TOYOTA RAV4

At the 1989 Tokyo Motor Show Toyota unveiled a brand-new concept car – a Recreational Active Vehicle with four-wheel drive that would give rise to an entirely new segment.

Five years later the production version was ready and in April 1994, the first-generation RAV4 was launched in Japan as a two-door, four-seater model with a punchy 2.0-litre 16-valve four-cylinder 3S-FE engine. As its name indicated, this first-generation RAV4 offered permanent four-wheel, running through either a five-speed manual or four-speed automatic gearbox.

It reached South African shores a year later in 1995 and was an instant hit, with forecasted production runs immediately doubled.
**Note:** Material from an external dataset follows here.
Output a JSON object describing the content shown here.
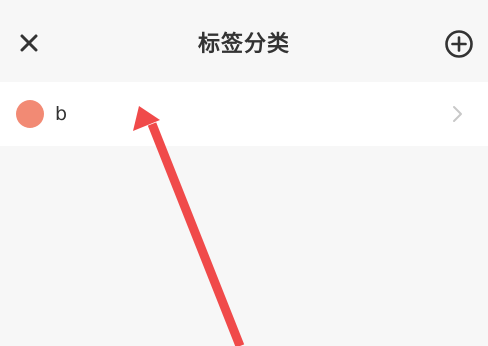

This original RAV4 used a number of tried-and-tested components from Toyota’s extensive parts catalogue – the platform was donated by the Corolla, the engine and some driveline components came from the Camry, and the suspension and transmission were derived from the Celica GT-Four.

Its compact size, predictable car-like handling, surprising o -road abilities and generous equipment levels appeared to cover every motoring eventuality. That same year, Toyota launched an additional four-door model, increasing overall length by 400mm, offering increased rear passenger and luggage carrying space. A mid-life facelift for the 1998 model year introduced more equipment, improved safety, greater refinement and a touch more engine power, while crystal- style headlights and rear lenses gave the RAV4 a much fresher-looking face.

2001 GENERATION II

By now the RAV4 had a number of other car- based SUV rivals and for the new-generation vehicle, Toyota employed a clean-sheet approach. It was longer, wider and roomier than before, with as much as 70% of its components now unique to the RAV4.

There was also a new AZ-series 2.0-litre all-alloy engine with variable valve timing and a useful 110kW. A 2.0-litre D-4D common rail turbo diesel engine with its distinctive bonnet scoop was also added.

THE FIRST-GENERATION RAV4 OFFERED PERMANENT FOUR-WHEEL RUNNING THROUGH EITHER A FIVE-SPEED MANUAL OR A FOUR-SPEED AUTOMATIC GEARBOX

2006 GENERATION III

z Overall size was again increased and the new monocoque shell was 76% stiffer with a new double-wishbone independent rear suspension. Gone was the rear-mounted spare wheel, as well as full-time all-wheel drivetrain in favour of a part-time system.

The engine range now included up to eight different petrol and diesel engines, from 2.0-litre four-cylinder to a 3.5-litre V6 – the latter not available in SA, though – with transmission options ranging from five- or six-speed manuals to four-, five-, or six-speed CVT automatics.

2013 GENERATION IV

Bigger again in every dimension, this RAV4 showcased an all-new silhouette with new exterior styling, advanced technology, improved cabin quality and safety features. This, along with class-leading luggage capacity and competitive pricing, saw an increase in its market share.

A significant facelift in 2015 gave the vehicle a more purposeful stance with LED-equipped headlamps, a new grille and front bumper, slimline tail lamps with LED accents, and a new rear bumper.

 

STEVE SMITH